Description of the task
Show each line of the entries below in which the word "JSON" appears.

Input material

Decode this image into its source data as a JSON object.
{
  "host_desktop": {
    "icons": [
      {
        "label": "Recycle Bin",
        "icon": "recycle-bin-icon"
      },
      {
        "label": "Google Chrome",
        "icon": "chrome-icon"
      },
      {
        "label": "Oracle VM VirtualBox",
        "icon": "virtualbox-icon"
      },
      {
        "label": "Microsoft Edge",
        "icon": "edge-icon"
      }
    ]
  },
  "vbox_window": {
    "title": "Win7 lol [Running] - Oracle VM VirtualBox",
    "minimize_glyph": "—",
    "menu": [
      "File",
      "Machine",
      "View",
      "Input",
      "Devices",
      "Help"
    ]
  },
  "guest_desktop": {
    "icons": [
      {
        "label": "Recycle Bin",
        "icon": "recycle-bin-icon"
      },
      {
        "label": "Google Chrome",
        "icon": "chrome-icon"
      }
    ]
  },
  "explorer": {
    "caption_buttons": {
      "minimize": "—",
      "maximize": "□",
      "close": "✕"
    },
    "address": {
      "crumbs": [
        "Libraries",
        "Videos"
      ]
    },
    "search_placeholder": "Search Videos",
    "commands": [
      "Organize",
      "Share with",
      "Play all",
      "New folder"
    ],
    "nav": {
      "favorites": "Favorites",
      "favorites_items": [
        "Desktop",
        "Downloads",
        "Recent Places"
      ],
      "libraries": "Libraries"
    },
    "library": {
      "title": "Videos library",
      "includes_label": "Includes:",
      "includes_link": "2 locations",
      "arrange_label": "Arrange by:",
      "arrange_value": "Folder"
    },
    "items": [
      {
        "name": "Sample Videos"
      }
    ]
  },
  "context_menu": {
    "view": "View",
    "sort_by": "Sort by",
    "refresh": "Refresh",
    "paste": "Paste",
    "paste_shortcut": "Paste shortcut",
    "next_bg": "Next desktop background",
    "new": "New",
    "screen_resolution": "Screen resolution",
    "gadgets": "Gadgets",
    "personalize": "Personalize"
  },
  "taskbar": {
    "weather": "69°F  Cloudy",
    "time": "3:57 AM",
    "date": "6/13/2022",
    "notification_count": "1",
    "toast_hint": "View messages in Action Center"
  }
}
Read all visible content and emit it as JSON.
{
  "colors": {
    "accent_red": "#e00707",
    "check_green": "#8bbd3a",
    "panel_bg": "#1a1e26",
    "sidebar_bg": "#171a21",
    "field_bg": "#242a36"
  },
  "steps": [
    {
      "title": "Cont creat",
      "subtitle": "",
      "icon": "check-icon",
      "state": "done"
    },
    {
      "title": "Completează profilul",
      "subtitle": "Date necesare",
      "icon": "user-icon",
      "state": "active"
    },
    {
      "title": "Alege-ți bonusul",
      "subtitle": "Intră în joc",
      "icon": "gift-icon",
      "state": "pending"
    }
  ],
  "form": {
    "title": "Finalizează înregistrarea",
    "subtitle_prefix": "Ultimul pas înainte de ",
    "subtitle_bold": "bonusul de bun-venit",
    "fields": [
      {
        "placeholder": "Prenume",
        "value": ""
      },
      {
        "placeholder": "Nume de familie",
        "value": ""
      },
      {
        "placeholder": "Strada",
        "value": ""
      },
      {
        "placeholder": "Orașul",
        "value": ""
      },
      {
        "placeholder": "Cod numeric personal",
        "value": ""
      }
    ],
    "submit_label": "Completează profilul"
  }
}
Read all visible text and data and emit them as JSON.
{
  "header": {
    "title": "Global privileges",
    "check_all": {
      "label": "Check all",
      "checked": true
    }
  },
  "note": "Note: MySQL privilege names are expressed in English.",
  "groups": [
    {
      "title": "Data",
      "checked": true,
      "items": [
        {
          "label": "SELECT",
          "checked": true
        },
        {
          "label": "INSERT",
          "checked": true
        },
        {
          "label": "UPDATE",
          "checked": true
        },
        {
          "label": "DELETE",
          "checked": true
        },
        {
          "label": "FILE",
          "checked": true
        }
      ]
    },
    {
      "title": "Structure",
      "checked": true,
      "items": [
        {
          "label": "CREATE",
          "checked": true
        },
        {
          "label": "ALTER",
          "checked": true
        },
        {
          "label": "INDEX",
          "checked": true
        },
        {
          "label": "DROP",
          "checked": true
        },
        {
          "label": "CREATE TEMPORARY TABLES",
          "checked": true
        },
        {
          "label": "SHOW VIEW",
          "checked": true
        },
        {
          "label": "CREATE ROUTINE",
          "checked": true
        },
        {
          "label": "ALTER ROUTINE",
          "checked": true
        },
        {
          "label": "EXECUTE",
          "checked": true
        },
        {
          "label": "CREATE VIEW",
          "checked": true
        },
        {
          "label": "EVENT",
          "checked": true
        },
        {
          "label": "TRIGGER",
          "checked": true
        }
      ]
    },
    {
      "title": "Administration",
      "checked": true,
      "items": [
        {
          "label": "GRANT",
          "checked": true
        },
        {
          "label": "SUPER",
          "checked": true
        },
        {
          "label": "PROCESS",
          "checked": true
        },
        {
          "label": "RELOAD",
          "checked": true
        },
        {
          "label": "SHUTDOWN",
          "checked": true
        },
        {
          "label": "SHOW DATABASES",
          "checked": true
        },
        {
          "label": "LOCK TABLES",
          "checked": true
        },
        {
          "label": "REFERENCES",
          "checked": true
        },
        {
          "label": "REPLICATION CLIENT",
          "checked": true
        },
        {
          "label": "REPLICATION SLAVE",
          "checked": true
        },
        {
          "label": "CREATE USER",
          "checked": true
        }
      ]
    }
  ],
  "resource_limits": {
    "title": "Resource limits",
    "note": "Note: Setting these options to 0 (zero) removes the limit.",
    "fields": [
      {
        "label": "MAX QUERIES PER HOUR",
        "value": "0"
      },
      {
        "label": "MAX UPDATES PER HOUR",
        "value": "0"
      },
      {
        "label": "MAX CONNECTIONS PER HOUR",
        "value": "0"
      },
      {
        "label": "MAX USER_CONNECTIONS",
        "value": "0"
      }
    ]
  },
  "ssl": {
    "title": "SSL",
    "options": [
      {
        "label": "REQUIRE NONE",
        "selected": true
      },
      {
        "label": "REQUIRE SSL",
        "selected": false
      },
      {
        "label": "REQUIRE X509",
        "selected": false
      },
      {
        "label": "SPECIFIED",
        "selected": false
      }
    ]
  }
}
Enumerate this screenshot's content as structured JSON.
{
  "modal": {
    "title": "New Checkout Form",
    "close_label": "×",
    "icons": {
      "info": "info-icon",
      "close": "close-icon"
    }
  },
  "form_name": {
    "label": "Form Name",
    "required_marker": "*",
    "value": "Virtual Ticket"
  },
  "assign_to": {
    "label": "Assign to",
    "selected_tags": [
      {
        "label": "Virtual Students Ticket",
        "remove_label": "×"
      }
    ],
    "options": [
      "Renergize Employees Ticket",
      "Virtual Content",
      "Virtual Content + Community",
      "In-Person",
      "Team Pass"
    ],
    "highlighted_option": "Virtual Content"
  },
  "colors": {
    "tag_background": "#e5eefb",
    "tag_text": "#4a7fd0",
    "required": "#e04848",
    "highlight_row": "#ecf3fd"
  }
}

Task output
Decode this image into its source data as a JSON object.
Read all visible content and emit it as JSON.
Read all visible text and data and emit them as JSON.
Enumerate this screenshot's content as structured JSON.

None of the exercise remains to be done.